_YOUR GOAL:_
Write out each record exactly as it stands. No pictures belong in the copy.

_RECORDS SUPPLIED:_
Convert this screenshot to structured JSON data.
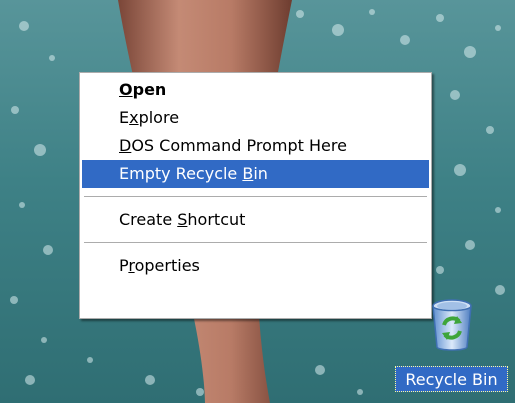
{
  "context_menu": {
    "items": [
      {
        "before": "",
        "key": "O",
        "after": "pen",
        "bold": true,
        "highlighted": false
      },
      {
        "before": "E",
        "key": "x",
        "after": "plore",
        "bold": false,
        "highlighted": false
      },
      {
        "before": "",
        "key": "D",
        "after": "OS Command Prompt Here",
        "bold": false,
        "highlighted": false
      },
      {
        "before": "Empty Recycle ",
        "key": "B",
        "after": "in",
        "bold": false,
        "highlighted": true
      },
      {
        "before": "Create ",
        "key": "S",
        "after": "hortcut",
        "bold": false,
        "highlighted": false
      },
      {
        "before": "P",
        "key": "r",
        "after": "operties",
        "bold": false,
        "highlighted": false
      }
    ]
  },
  "desktop": {
    "recycle_bin": {
      "label": "Recycle Bin",
      "icon": "recycle-bin-icon"
    }
  },
  "colors": {
    "selection": "#316ac5",
    "menu_background": "#ffffff",
    "menu_border": "#acacac",
    "desktop_water": "#3d7f83",
    "recycle_arrows": "#3ea53a"
  }
}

_ANSWER BOX:_
Convert this screenshot to structured JSON data.
{
  "context_menu": {
    "items": [
      {
        "before": "",
        "key": "O",
        "after": "pen",
        "bold": true,
        "highlighted": false
      },
      {
        "before": "E",
        "key": "x",
        "after": "plore",
        "bold": false,
        "highlighted": false
      },
      {
        "before": "",
        "key": "D",
        "after": "OS Command Prompt Here",
        "bold": false,
        "highlighted": false
      },
      {
        "before": "Empty Recycle ",
        "key": "B",
        "after": "in",
        "bold": false,
        "highlighted": true
      },
      {
        "before": "Create ",
        "key": "S",
        "after": "hortcut",
        "bold": false,
        "highlighted": false
      },
      {
        "before": "P",
        "key": "r",
        "after": "operties",
        "bold": false,
        "highlighted": false
      }
    ]
  },
  "desktop": {
    "recycle_bin": {
      "label": "Recycle Bin",
      "icon": "recycle-bin-icon"
    }
  },
  "colors": {
    "selection": "#316ac5",
    "menu_background": "#ffffff",
    "menu_border": "#acacac",
    "desktop_water": "#3d7f83",
    "recycle_arrows": "#3ea53a"
  }
}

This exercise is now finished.